→ Extracted records

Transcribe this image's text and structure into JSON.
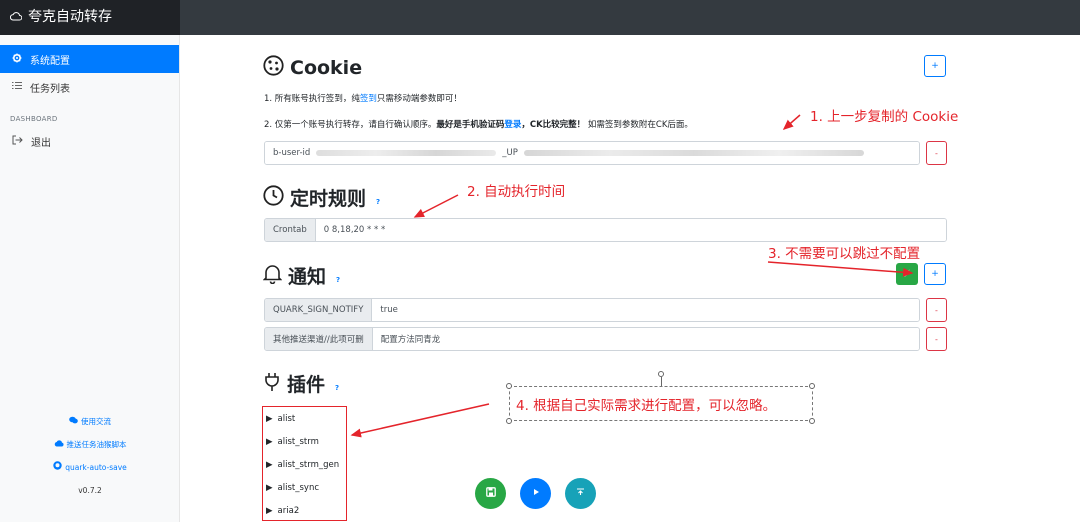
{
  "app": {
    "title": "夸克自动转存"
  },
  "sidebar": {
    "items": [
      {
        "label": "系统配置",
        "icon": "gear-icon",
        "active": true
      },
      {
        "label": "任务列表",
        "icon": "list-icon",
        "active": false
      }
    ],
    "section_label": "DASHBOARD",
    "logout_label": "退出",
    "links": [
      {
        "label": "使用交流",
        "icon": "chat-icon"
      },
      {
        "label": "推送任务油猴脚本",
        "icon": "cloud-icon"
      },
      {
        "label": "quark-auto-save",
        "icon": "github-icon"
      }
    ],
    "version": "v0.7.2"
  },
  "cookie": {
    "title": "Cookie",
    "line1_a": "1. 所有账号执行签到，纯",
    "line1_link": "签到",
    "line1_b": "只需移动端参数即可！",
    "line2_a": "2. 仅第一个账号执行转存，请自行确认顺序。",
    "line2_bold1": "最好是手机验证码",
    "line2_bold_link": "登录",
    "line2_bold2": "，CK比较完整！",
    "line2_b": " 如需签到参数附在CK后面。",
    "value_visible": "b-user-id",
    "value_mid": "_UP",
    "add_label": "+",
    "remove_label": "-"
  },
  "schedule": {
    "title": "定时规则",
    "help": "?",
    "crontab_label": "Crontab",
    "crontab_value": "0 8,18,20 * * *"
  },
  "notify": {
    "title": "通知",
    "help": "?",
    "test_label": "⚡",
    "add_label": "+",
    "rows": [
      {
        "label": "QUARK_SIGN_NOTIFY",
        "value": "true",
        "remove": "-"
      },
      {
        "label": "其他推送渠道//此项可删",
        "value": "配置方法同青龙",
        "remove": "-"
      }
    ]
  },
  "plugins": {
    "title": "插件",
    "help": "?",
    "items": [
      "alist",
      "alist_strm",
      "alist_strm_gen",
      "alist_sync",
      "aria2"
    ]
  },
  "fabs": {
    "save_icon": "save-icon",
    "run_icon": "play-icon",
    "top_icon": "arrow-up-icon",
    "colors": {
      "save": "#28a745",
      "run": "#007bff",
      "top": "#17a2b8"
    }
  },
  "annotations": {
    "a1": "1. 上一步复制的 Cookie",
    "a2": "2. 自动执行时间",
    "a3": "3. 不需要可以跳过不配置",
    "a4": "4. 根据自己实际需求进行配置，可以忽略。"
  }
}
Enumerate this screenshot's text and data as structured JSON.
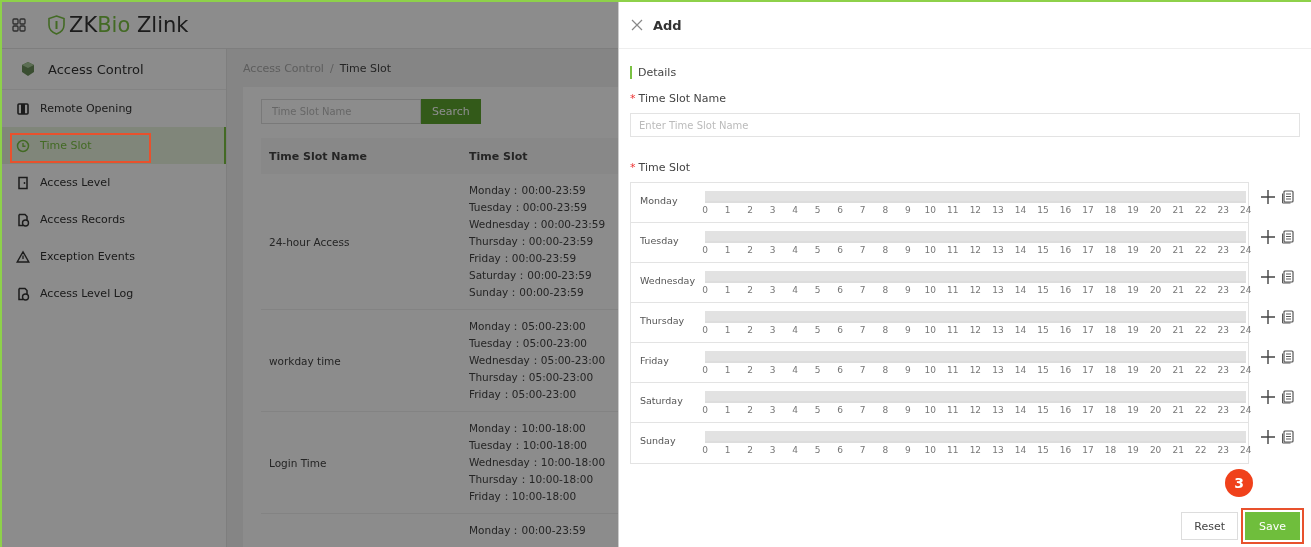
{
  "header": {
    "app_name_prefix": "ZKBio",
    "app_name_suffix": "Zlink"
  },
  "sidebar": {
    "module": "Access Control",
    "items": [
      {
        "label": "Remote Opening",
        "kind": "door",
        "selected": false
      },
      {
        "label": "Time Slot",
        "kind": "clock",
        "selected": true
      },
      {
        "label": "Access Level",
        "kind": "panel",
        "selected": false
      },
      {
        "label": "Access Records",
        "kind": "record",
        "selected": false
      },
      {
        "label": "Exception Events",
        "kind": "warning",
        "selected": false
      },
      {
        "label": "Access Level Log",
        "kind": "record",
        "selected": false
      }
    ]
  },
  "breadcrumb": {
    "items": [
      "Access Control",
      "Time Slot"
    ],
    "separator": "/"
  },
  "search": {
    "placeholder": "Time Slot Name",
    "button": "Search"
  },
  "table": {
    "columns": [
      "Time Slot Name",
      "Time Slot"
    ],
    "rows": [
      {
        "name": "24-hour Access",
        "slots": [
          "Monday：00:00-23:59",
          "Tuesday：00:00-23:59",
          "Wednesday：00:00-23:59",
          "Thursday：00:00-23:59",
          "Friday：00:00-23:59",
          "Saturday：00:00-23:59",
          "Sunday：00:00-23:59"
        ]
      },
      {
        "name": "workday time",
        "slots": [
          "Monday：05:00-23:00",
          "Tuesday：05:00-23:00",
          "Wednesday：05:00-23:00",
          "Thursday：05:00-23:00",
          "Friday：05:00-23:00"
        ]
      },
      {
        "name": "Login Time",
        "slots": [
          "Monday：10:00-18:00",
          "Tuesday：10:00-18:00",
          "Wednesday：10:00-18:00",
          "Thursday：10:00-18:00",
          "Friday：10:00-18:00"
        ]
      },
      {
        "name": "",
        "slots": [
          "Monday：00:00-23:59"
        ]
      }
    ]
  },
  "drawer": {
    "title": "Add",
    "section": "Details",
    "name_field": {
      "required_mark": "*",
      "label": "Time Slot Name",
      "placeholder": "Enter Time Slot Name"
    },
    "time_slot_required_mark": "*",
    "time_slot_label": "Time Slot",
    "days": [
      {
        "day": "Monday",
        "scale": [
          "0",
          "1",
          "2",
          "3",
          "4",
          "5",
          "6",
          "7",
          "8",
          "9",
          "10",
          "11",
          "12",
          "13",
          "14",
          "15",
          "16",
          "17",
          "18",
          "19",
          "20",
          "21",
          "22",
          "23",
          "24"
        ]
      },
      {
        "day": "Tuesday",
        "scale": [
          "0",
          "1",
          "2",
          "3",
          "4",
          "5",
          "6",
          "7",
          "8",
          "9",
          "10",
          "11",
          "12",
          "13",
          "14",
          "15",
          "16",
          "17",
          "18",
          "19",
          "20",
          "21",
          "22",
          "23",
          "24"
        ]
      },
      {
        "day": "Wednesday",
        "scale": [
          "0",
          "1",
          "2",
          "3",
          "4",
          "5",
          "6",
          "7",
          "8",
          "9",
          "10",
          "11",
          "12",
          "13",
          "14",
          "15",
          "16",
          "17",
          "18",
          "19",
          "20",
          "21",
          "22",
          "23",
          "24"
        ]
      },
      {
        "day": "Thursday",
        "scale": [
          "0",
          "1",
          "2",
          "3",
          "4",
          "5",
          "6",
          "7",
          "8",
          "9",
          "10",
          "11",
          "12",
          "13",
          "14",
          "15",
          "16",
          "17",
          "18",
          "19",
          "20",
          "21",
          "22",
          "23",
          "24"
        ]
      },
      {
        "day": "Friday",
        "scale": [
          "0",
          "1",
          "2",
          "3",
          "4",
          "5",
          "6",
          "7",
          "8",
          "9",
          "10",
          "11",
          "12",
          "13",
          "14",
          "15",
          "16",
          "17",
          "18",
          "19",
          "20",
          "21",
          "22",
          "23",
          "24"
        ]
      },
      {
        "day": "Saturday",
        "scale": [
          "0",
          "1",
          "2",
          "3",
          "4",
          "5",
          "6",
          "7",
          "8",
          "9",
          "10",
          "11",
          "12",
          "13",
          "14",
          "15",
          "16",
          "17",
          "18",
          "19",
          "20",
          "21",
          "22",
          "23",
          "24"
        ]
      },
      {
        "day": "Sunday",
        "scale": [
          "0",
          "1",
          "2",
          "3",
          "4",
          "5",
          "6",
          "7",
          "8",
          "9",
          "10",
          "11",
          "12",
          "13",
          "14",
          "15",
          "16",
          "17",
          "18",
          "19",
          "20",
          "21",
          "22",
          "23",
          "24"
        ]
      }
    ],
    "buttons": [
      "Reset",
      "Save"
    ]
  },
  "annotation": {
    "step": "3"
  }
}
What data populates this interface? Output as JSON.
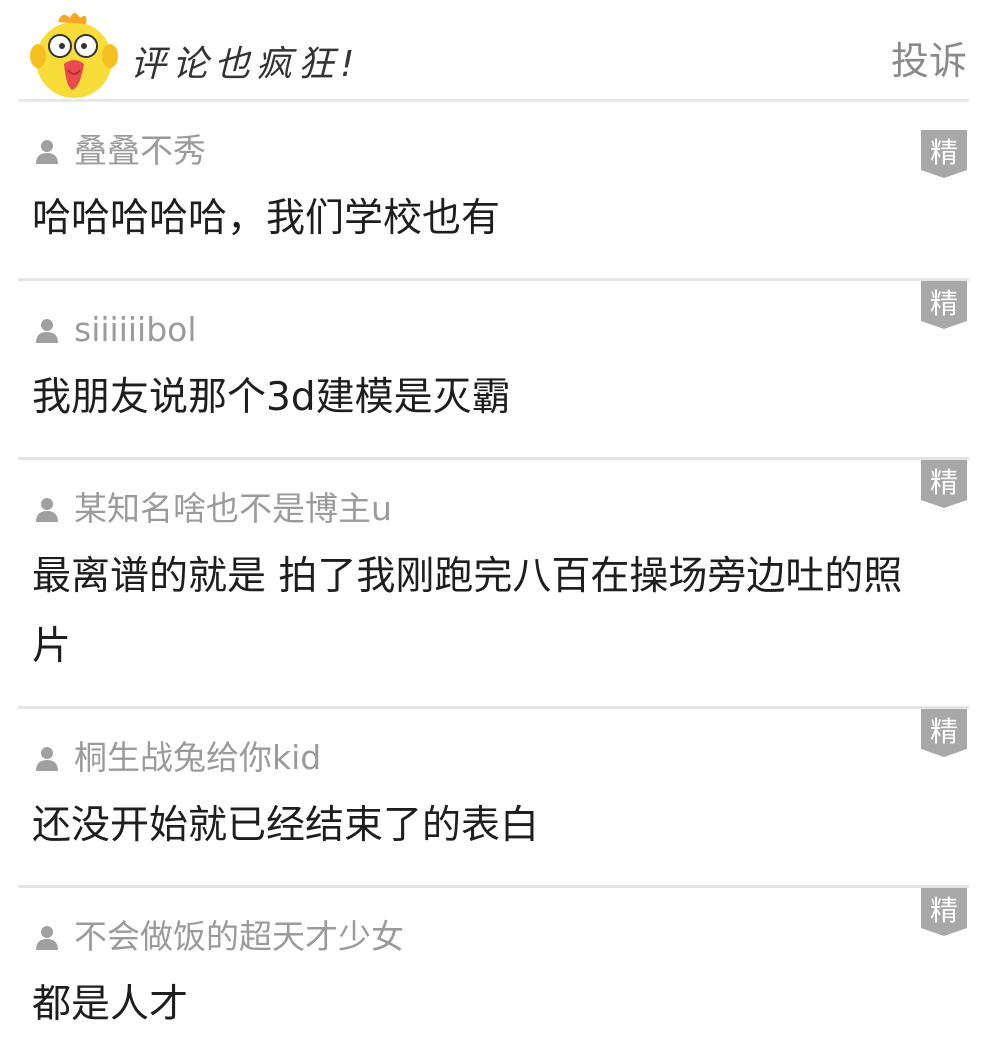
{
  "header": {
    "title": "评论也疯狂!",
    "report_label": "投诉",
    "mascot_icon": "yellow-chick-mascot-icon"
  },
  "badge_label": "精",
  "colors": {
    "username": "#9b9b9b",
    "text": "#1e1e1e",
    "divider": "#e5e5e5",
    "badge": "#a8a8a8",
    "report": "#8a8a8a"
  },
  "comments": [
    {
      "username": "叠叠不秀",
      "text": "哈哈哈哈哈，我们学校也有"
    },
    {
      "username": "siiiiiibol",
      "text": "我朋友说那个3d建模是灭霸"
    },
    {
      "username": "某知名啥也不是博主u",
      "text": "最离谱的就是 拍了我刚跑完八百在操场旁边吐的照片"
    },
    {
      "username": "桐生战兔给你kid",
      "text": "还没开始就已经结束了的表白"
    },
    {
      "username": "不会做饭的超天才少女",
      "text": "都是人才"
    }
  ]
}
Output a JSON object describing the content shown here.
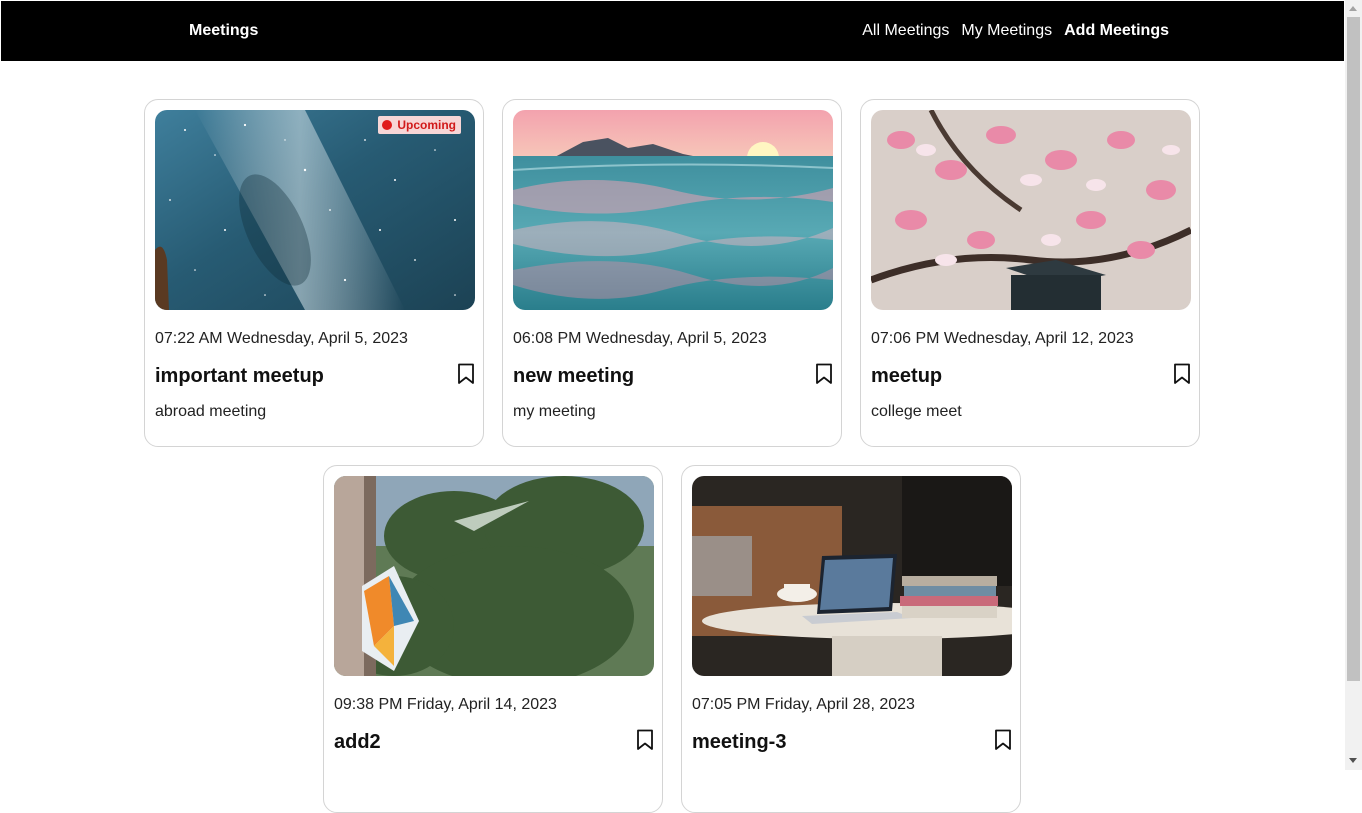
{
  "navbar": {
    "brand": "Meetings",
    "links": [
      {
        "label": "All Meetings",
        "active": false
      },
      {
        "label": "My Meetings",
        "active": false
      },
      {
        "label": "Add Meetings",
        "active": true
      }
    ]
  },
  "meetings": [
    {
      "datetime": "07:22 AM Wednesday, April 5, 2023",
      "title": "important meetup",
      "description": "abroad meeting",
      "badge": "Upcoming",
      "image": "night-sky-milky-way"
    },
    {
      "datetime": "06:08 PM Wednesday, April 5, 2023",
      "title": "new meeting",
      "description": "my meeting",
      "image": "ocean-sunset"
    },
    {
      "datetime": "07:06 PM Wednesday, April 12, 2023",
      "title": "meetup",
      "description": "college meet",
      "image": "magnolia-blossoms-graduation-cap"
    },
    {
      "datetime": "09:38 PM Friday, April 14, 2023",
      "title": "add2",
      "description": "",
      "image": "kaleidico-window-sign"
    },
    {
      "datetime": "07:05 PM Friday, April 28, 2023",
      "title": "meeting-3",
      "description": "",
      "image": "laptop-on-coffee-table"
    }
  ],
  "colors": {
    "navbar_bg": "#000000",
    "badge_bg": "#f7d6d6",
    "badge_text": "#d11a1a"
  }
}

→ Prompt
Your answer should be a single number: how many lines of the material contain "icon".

→ Written response
9